[Records excerpted from a collection]
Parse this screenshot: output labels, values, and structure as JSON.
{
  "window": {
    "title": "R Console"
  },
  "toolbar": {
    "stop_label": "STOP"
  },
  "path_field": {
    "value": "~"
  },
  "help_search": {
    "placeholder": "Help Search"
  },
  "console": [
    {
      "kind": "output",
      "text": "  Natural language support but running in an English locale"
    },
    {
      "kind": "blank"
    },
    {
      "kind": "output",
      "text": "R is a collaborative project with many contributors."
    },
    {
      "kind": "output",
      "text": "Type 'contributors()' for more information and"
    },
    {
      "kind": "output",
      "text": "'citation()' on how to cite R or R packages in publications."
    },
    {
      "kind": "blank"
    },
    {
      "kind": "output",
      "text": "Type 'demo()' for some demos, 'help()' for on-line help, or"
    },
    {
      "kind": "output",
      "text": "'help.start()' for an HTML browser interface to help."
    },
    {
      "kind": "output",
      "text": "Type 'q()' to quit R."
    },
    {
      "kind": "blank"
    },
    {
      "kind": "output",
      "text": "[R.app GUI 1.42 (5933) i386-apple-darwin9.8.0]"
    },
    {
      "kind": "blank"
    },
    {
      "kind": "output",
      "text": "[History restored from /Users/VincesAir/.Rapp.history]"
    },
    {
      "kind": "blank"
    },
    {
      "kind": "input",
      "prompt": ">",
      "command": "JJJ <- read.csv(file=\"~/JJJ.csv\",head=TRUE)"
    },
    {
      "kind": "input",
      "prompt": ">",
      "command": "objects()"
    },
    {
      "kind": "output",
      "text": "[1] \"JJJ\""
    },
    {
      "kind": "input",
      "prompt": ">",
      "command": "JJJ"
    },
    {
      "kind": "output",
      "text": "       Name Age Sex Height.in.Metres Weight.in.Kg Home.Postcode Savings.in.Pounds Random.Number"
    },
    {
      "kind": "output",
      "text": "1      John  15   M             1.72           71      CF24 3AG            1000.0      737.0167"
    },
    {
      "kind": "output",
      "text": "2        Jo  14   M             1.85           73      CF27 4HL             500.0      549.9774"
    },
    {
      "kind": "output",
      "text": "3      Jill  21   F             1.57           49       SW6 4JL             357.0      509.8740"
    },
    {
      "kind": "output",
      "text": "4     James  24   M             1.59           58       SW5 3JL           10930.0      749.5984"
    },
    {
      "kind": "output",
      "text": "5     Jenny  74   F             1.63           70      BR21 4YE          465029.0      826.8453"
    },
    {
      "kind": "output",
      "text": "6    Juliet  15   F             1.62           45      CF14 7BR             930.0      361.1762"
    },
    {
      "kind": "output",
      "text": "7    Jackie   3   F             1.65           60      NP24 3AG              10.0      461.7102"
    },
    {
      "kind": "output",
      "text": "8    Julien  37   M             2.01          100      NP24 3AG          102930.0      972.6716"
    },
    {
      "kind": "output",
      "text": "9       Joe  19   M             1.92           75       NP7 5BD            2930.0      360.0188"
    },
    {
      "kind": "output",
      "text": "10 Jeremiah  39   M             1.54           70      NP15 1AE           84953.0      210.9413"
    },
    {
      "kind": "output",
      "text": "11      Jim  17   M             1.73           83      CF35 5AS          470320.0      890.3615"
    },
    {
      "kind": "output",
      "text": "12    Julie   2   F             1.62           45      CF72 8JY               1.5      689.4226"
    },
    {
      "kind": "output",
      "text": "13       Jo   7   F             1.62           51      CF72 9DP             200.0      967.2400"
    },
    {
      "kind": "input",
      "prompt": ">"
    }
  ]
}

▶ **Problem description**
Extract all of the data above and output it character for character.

▶ **Answer section**
Parse this screenshot: output labels, values, and structure as JSON.
{
  "window": {
    "title": "R Console"
  },
  "toolbar": {
    "stop_label": "STOP"
  },
  "path_field": {
    "value": "~"
  },
  "help_search": {
    "placeholder": "Help Search"
  },
  "console": [
    {
      "kind": "output",
      "text": "  Natural language support but running in an English locale"
    },
    {
      "kind": "blank"
    },
    {
      "kind": "output",
      "text": "R is a collaborative project with many contributors."
    },
    {
      "kind": "output",
      "text": "Type 'contributors()' for more information and"
    },
    {
      "kind": "output",
      "text": "'citation()' on how to cite R or R packages in publications."
    },
    {
      "kind": "blank"
    },
    {
      "kind": "output",
      "text": "Type 'demo()' for some demos, 'help()' for on-line help, or"
    },
    {
      "kind": "output",
      "text": "'help.start()' for an HTML browser interface to help."
    },
    {
      "kind": "output",
      "text": "Type 'q()' to quit R."
    },
    {
      "kind": "blank"
    },
    {
      "kind": "output",
      "text": "[R.app GUI 1.42 (5933) i386-apple-darwin9.8.0]"
    },
    {
      "kind": "blank"
    },
    {
      "kind": "output",
      "text": "[History restored from /Users/VincesAir/.Rapp.history]"
    },
    {
      "kind": "blank"
    },
    {
      "kind": "input",
      "prompt": ">",
      "command": "JJJ <- read.csv(file=\"~/JJJ.csv\",head=TRUE)"
    },
    {
      "kind": "input",
      "prompt": ">",
      "command": "objects()"
    },
    {
      "kind": "output",
      "text": "[1] \"JJJ\""
    },
    {
      "kind": "input",
      "prompt": ">",
      "command": "JJJ"
    },
    {
      "kind": "output",
      "text": "       Name Age Sex Height.in.Metres Weight.in.Kg Home.Postcode Savings.in.Pounds Random.Number"
    },
    {
      "kind": "output",
      "text": "1      John  15   M             1.72           71      CF24 3AG            1000.0      737.0167"
    },
    {
      "kind": "output",
      "text": "2        Jo  14   M             1.85           73      CF27 4HL             500.0      549.9774"
    },
    {
      "kind": "output",
      "text": "3      Jill  21   F             1.57           49       SW6 4JL             357.0      509.8740"
    },
    {
      "kind": "output",
      "text": "4     James  24   M             1.59           58       SW5 3JL           10930.0      749.5984"
    },
    {
      "kind": "output",
      "text": "5     Jenny  74   F             1.63           70      BR21 4YE          465029.0      826.8453"
    },
    {
      "kind": "output",
      "text": "6    Juliet  15   F             1.62           45      CF14 7BR             930.0      361.1762"
    },
    {
      "kind": "output",
      "text": "7    Jackie   3   F             1.65           60      NP24 3AG              10.0      461.7102"
    },
    {
      "kind": "output",
      "text": "8    Julien  37   M             2.01          100      NP24 3AG          102930.0      972.6716"
    },
    {
      "kind": "output",
      "text": "9       Joe  19   M             1.92           75       NP7 5BD            2930.0      360.0188"
    },
    {
      "kind": "output",
      "text": "10 Jeremiah  39   M             1.54           70      NP15 1AE           84953.0      210.9413"
    },
    {
      "kind": "output",
      "text": "11      Jim  17   M             1.73           83      CF35 5AS          470320.0      890.3615"
    },
    {
      "kind": "output",
      "text": "12    Julie   2   F             1.62           45      CF72 8JY               1.5      689.4226"
    },
    {
      "kind": "output",
      "text": "13       Jo   7   F             1.62           51      CF72 9DP             200.0      967.2400"
    },
    {
      "kind": "input",
      "prompt": ">"
    }
  ]
}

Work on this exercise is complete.